This book offers a comprehensive view of the morphology, syntax, and semantics of applicatives in Salish, a language family of northwestern North America. Applicative constructions, found in many polysynthetic languages, cast a semantically peripheral noun phrase as direct object. Drawing upon primary and secondary data from twenty Salish languages, the authors catalog the relationship between the form and function of seventeen applicative suffixes. The semantic role of the associated noun phrase and the verb class of the base are crucial factors in differentiating applicatives. Salish languages have two types of applicatives: relationals are formed on intransitive bases and redirectives on transitive ones. The historical development and discourse function of Salish applicatives are elucidated and placed in typological perspective.
Kaoru Kiyosawa, Ph.D. (2007) in Linguistics, Simon Fraser University, has worked intensively on the comparative study in Salish languages. Her research includes the morphosyntactic analysis of verbal afffixes such as object agreement and transitive inflection.
Donna B. Gerdts, Ph.D. (1982) in Linguistics, University of California, San Diego, is Professor of Linguistics at Simon Fraser University.

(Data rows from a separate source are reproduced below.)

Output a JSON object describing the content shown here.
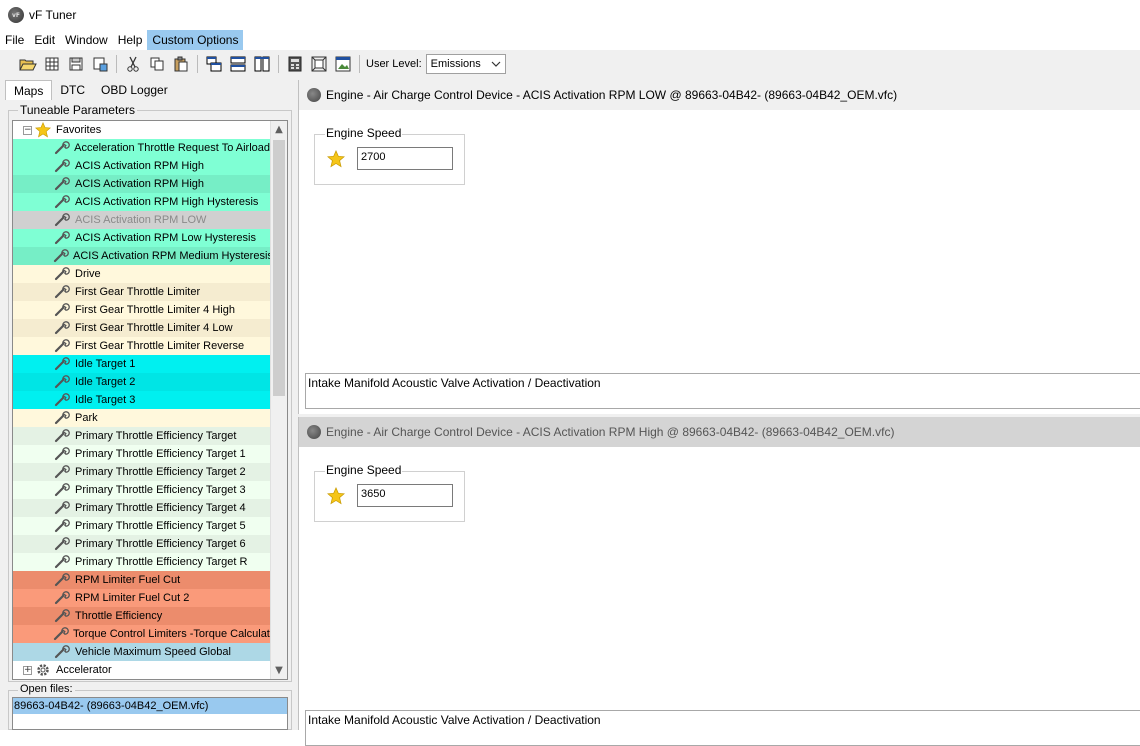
{
  "window": {
    "title": "vF Tuner",
    "logo_text": "vF"
  },
  "menu": [
    "File",
    "Edit",
    "Window",
    "Help",
    "Custom Options"
  ],
  "toolbar": {
    "user_level_label": "User Level:",
    "user_level_value": "Emissions",
    "icons": [
      "open-folder-icon",
      "grid-icon",
      "save-icon",
      "save-as-icon",
      "cut-icon",
      "copy-icon",
      "paste-icon",
      "cascade-windows-icon",
      "tile-horizontal-icon",
      "tile-vertical-icon",
      "calculator-icon",
      "fit-screen-icon",
      "image-window-icon"
    ]
  },
  "left_tabs": [
    {
      "label": "Maps",
      "active": true
    },
    {
      "label": "DTC",
      "active": false
    },
    {
      "label": "OBD Logger",
      "active": false
    }
  ],
  "tree": {
    "group_label": "Tuneable Parameters",
    "rows": [
      {
        "type": "folder",
        "label": "Favorites",
        "icon": "star-icon",
        "expander": "−",
        "bg": "#ffffff"
      },
      {
        "type": "param",
        "label": "Acceleration Throttle Request To Airload",
        "bg": "#7fffd4"
      },
      {
        "type": "param",
        "label": "ACIS Activation RPM High",
        "bg": "#7fffd4"
      },
      {
        "type": "param",
        "label": "ACIS Activation RPM High",
        "bg": "#76eec6"
      },
      {
        "type": "param",
        "label": "ACIS Activation RPM High Hysteresis",
        "bg": "#7fffd4"
      },
      {
        "type": "param",
        "label": "ACIS Activation RPM LOW",
        "bg": "#d0d0d0",
        "color": "#8a8a8a"
      },
      {
        "type": "param",
        "label": "ACIS Activation RPM Low Hysteresis",
        "bg": "#7fffd4"
      },
      {
        "type": "param",
        "label": "ACIS Activation RPM Medium Hysteresis",
        "bg": "#76eec6"
      },
      {
        "type": "param",
        "label": "Drive",
        "bg": "#fff8dc"
      },
      {
        "type": "param",
        "label": "First Gear Throttle Limiter",
        "bg": "#f5ecd0"
      },
      {
        "type": "param",
        "label": "First Gear Throttle Limiter 4 High",
        "bg": "#fff8dc"
      },
      {
        "type": "param",
        "label": "First Gear Throttle Limiter 4 Low",
        "bg": "#f5ecd0"
      },
      {
        "type": "param",
        "label": "First Gear Throttle Limiter Reverse",
        "bg": "#fff8dc"
      },
      {
        "type": "param",
        "label": "Idle Target 1",
        "bg": "#00f0f0"
      },
      {
        "type": "param",
        "label": "Idle Target 2",
        "bg": "#00e5e5"
      },
      {
        "type": "param",
        "label": "Idle Target 3",
        "bg": "#00f0f0"
      },
      {
        "type": "param",
        "label": "Park",
        "bg": "#fff8dc"
      },
      {
        "type": "param",
        "label": "Primary Throttle Efficiency Target",
        "bg": "#e4f2e4"
      },
      {
        "type": "param",
        "label": "Primary Throttle Efficiency Target 1",
        "bg": "#f0fff0"
      },
      {
        "type": "param",
        "label": "Primary Throttle Efficiency Target 2",
        "bg": "#e4f2e4"
      },
      {
        "type": "param",
        "label": "Primary Throttle Efficiency Target 3",
        "bg": "#f0fff0"
      },
      {
        "type": "param",
        "label": "Primary Throttle Efficiency Target 4",
        "bg": "#e4f2e4"
      },
      {
        "type": "param",
        "label": "Primary Throttle Efficiency Target 5",
        "bg": "#f0fff0"
      },
      {
        "type": "param",
        "label": "Primary Throttle Efficiency Target 6",
        "bg": "#e4f2e4"
      },
      {
        "type": "param",
        "label": "Primary Throttle Efficiency Target R",
        "bg": "#f0fff0"
      },
      {
        "type": "param",
        "label": "RPM Limiter Fuel Cut",
        "bg": "#ec8c6c"
      },
      {
        "type": "param",
        "label": "RPM Limiter Fuel Cut 2",
        "bg": "#fa9a7a"
      },
      {
        "type": "param",
        "label": "Throttle Efficiency",
        "bg": "#ec8c6c"
      },
      {
        "type": "param",
        "label": "Torque Control Limiters -Torque Calculation",
        "bg": "#fa9a7a"
      },
      {
        "type": "param",
        "label": "Vehicle Maximum Speed Global",
        "bg": "#add8e6"
      },
      {
        "type": "folder",
        "label": "Accelerator",
        "icon": "gear-icon",
        "expander": "+",
        "bg": "#ffffff"
      }
    ]
  },
  "open_files": {
    "label": "Open files:",
    "items": [
      "89663-04B42- (89663-04B42_OEM.vfc)"
    ]
  },
  "panels": [
    {
      "title": "Engine - Air Charge Control Device - ACIS Activation RPM LOW @ 89663-04B42- (89663-04B42_OEM.vfc)",
      "field_label": "Engine Speed",
      "value": "2700",
      "description": "Intake Manifold Acoustic Valve Activation / Deactivation"
    },
    {
      "title": "Engine - Air Charge Control Device - ACIS Activation RPM High @ 89663-04B42- (89663-04B42_OEM.vfc)",
      "field_label": "Engine Speed",
      "value": "3650",
      "description": "Intake Manifold Acoustic Valve Activation / Deactivation"
    }
  ]
}
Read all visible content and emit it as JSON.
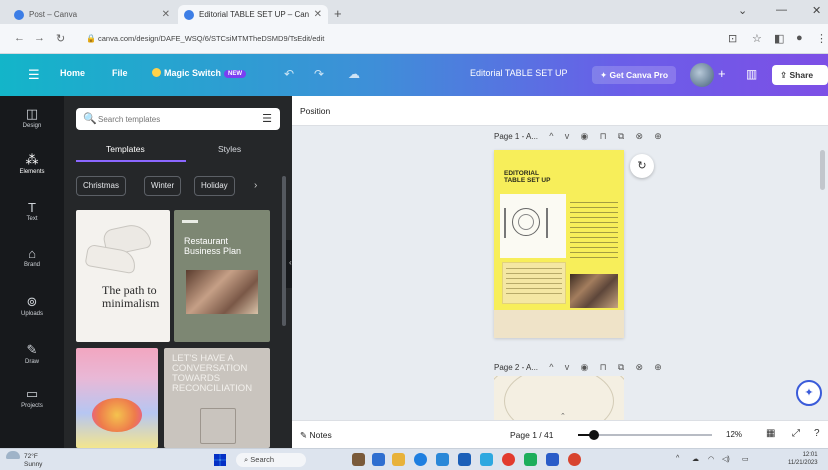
{
  "browser": {
    "tabs": [
      {
        "label": "Post – Canva",
        "active": false
      },
      {
        "label": "Editorial TABLE SET UP – Canva",
        "active": true
      }
    ],
    "new_tab": "+",
    "url": "canva.com/design/DAFE_WSQ/6/STCsiMTMTheDSMD9/TsEdit/edit",
    "window_controls": [
      "⌄",
      "—",
      "✕"
    ]
  },
  "topbar": {
    "menu_icon": "hamburger-icon",
    "home": "Home",
    "file": "File",
    "magic_switch": "Magic Switch",
    "new_badge": "NEW",
    "design_title": "Editorial TABLE SET UP",
    "get_pro": "✦ Get Canva Pro",
    "share": "Share"
  },
  "rail": [
    {
      "label": "Design",
      "icon": "layout-icon"
    },
    {
      "label": "Elements",
      "icon": "elements-icon"
    },
    {
      "label": "Text",
      "icon": "text-icon"
    },
    {
      "label": "Brand",
      "icon": "brand-icon"
    },
    {
      "label": "Uploads",
      "icon": "upload-icon"
    },
    {
      "label": "Draw",
      "icon": "draw-icon"
    },
    {
      "label": "Projects",
      "icon": "folder-icon"
    }
  ],
  "panel": {
    "search_placeholder": "Search templates",
    "tabs": [
      "Templates",
      "Styles"
    ],
    "chips": [
      "Christmas",
      "Winter",
      "Holiday"
    ],
    "templates": [
      {
        "text": "The path to minimalism"
      },
      {
        "text": "Restaurant Business Plan"
      },
      {
        "text": ""
      },
      {
        "text": "LET'S HAVE A CONVERSATION TOWARDS RECONCILIATION"
      }
    ]
  },
  "editor": {
    "position_label": "Position",
    "page1_label": "Page 1 - A...",
    "page2_label": "Page 2 - A...",
    "page_title": "EDITORIAL TABLE SET UP",
    "notes": "Notes",
    "page_indicator": "Page 1 / 41",
    "zoom": "12%",
    "zoom_fraction": 0.12
  },
  "taskbar": {
    "weather_temp": "72°F",
    "weather_desc": "Sunny",
    "search": "Search",
    "clock_time": "12:01",
    "clock_date": "11/21/2023"
  },
  "colors": {
    "topbar_start": "#13b5c9",
    "topbar_end": "#7d4fe6",
    "panel_bg": "#252729",
    "rail_bg": "#17191c",
    "accent": "#8b67ff",
    "page_yellow": "#f7ee5a"
  }
}
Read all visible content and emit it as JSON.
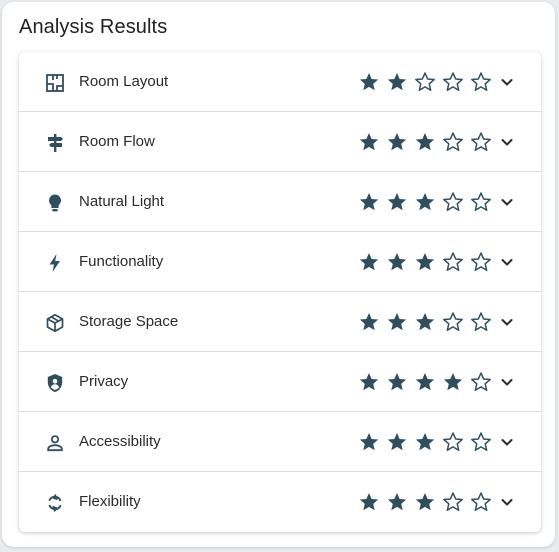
{
  "header": {
    "title": "Analysis Results"
  },
  "theme": {
    "icon_color": "#2f4f5f",
    "star_color": "#2f4f5f",
    "max_rating": 5
  },
  "categories": [
    {
      "label": "Room Layout",
      "icon": "floor-plan-icon",
      "rating": 2
    },
    {
      "label": "Room Flow",
      "icon": "signpost-icon",
      "rating": 3
    },
    {
      "label": "Natural Light",
      "icon": "lightbulb-icon",
      "rating": 3
    },
    {
      "label": "Functionality",
      "icon": "lightning-bolt-icon",
      "rating": 3
    },
    {
      "label": "Storage Space",
      "icon": "package-box-icon",
      "rating": 3
    },
    {
      "label": "Privacy",
      "icon": "shield-person-icon",
      "rating": 4
    },
    {
      "label": "Accessibility",
      "icon": "person-icon",
      "rating": 3
    },
    {
      "label": "Flexibility",
      "icon": "sync-arrows-icon",
      "rating": 3
    }
  ]
}
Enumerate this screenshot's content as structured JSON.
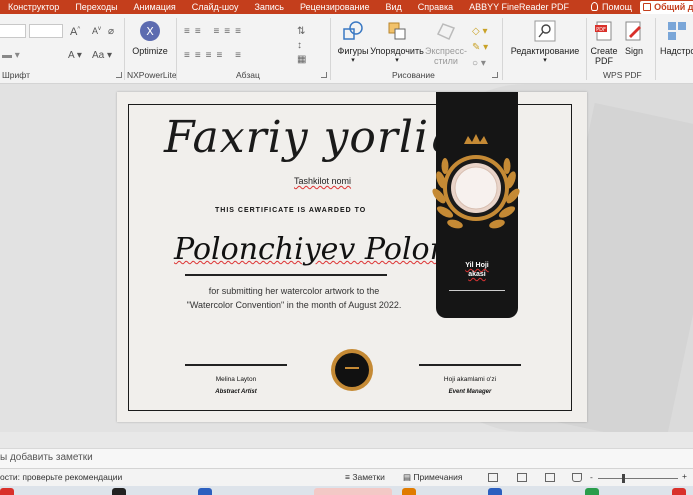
{
  "ribbon_tabs": {
    "tabs": [
      "Конструктор",
      "Переходы",
      "Анимация",
      "Слайд-шоу",
      "Запись",
      "Рецензирование",
      "Вид",
      "Справка",
      "ABBYY FineReader PDF"
    ],
    "help": "Помощ",
    "share": "Общий д"
  },
  "ribbon": {
    "groups": {
      "font": "Шрифт",
      "nxpowerlite": "NXPowerLite",
      "paragraph": "Абзац",
      "drawing": "Рисование",
      "wps_pdf": "WPS PDF"
    },
    "buttons": {
      "optimize": "Optimize",
      "shapes": "Фигуры",
      "arrange": "Упорядочить",
      "quick_styles_1": "Экспресс-",
      "quick_styles_2": "стили",
      "editing": "Редактирование",
      "create_pdf_1": "Create",
      "create_pdf_2": "PDF",
      "sign": "Sign",
      "settings": "Надстро"
    },
    "colors": {
      "tab_bar": "#c43e1c",
      "ribbon_bg": "#f3f3f3"
    }
  },
  "slide": {
    "title": "Faxriy yorliq",
    "organization": "Tashkilot nomi",
    "awarded_to": "THIS CERTIFICATE IS AWARDED TO",
    "recipient": "Polonchiyev Polonchi",
    "description_line1": "for submitting her watercolor artwork to the",
    "description_line2": "\"Watercolor Convention\" in the month of August 2022.",
    "date_line1": "Yil Hoji",
    "date_line2": "akasi",
    "signer_left_name": "Melina Layton",
    "signer_left_role": "Abstract Artist",
    "signer_right_name": "Hoji akamlami o'zi",
    "signer_right_role": "Event Manager",
    "colors": {
      "gold": "#c58a35",
      "banner": "#151515",
      "paper": "#f1efec"
    }
  },
  "notes": {
    "placeholder": "ы добавить заметки"
  },
  "status_bar": {
    "accessibility": "ости: проверьте рекомендации",
    "notes_label": "Заметки",
    "comments_label": "Примечания",
    "zoom_minus": "-",
    "zoom_plus": "+"
  }
}
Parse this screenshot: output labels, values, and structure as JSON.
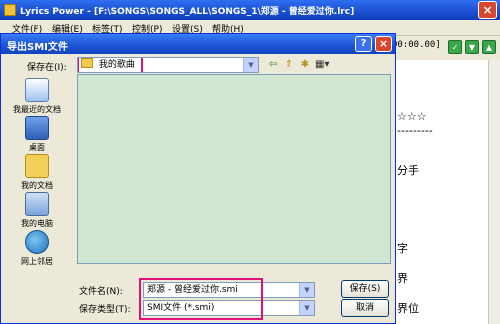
{
  "main_window": {
    "title": "Lyrics Power - [F:\\SONGS\\SONGS_ALL\\SONGS_1\\郑源 - 曾经爱过你.lrc]",
    "menu": [
      "文件(F)",
      "编辑(E)",
      "标签(T)",
      "控制(P)",
      "设置(S)",
      "帮助(H)"
    ],
    "timecode": "00:00.00]",
    "editor_lines": [
      "☆☆☆",
      "---------",
      "分手",
      "字",
      "界",
      "界位"
    ]
  },
  "dialog": {
    "title": "导出SMI文件",
    "save_in_label": "保存在(I):",
    "save_in_value": "我的歌曲",
    "places": [
      {
        "label": "我最近的文档",
        "icon": "recent-documents-icon"
      },
      {
        "label": "桌面",
        "icon": "desktop-icon"
      },
      {
        "label": "我的文档",
        "icon": "my-documents-icon"
      },
      {
        "label": "我的电脑",
        "icon": "my-computer-icon"
      },
      {
        "label": "网上邻居",
        "icon": "network-places-icon"
      }
    ],
    "filename_label": "文件名(N):",
    "filename_value": "郑源 - 曾经爱过你.smi",
    "filetype_label": "保存类型(T):",
    "filetype_value": "SMI文件 (*.smi)",
    "save_button": "保存(S)",
    "cancel_button": "取消"
  },
  "colors": {
    "highlight": "#e0127a",
    "file_area_bg": "#cfe6d3",
    "titlebar": "#1d55d6"
  }
}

She has published extensively on the morphology, syntax, and semantics of Halkomelem Salish, based on over thirty years of fieldwork with elders in British Columbia.
Table of contents
List of Figures
List of Tables
List of Abbreviations
Chapter One Introduction
Chapter Two The Morphosyntax of Salish Applicatives
Chapter Three Relational Applicatives
Chapter Four Redirective Applicatives
Chapter Five Exceptional Applicative Suffixes
Chapter Six A Closer Look at Transitive Marking
Chapter Seven Combinatory Properties of Applicatives
Chapter Eight Discourse Functions of Salish Applicatives
Chapter Nine Cross-linguistic Perspectives
Chapter Ten Conclusion
All those interested in morphology, syntax, and semantics, indigenous languages of North America, historical linguistics, discourse analysis, and linguistic typology.